TASK – Go line by line through the data and copy those with the word "true".

Web page and app entries –
# # # # # # #

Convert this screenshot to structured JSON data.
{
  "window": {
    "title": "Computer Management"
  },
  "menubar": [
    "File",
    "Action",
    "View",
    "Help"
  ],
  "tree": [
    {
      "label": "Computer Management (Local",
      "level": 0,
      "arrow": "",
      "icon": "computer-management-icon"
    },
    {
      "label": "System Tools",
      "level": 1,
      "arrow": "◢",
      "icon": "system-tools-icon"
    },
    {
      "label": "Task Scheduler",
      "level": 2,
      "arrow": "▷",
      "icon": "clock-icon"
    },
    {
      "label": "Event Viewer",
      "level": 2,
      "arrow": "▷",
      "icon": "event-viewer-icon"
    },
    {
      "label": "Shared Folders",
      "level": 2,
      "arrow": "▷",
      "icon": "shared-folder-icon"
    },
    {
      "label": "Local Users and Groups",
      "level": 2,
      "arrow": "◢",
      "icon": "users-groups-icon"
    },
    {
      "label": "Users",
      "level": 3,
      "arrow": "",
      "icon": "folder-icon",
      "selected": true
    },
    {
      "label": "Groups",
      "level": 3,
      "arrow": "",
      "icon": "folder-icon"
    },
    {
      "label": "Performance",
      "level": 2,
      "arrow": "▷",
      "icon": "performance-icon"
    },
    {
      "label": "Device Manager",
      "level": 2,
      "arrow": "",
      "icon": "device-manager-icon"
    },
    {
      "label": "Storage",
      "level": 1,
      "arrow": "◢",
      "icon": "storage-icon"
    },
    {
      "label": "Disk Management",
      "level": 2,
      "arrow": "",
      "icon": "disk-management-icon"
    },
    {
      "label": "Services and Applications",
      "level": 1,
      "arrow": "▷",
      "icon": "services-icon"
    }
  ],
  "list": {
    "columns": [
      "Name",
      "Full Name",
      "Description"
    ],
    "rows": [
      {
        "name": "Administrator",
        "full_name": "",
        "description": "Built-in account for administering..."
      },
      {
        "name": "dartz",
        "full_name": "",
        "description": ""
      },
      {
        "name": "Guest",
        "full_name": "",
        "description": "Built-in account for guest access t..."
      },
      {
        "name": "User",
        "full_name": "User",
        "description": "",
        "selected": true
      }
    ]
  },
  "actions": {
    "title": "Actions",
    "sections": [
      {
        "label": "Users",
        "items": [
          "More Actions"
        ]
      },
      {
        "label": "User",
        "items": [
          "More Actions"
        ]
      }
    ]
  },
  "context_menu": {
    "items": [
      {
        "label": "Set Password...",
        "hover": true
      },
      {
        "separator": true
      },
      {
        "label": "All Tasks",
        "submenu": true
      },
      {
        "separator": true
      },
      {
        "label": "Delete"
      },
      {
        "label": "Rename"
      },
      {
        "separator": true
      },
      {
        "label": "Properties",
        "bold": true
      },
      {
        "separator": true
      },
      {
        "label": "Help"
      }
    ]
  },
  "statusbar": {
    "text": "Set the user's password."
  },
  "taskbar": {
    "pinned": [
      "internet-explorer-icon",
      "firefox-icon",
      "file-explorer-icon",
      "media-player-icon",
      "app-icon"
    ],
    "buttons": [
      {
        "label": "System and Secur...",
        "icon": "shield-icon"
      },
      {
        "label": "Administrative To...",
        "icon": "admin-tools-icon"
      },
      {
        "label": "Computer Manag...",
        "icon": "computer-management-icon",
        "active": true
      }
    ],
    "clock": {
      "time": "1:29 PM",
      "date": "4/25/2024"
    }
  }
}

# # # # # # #

YOUR RESPONSE –
      "selected": true
        "selected": true
        "hover": true
        "separator": true
        "submenu": true
        "separator": true
        "separator": true
        "bold": true
        "separator": true
        "active": true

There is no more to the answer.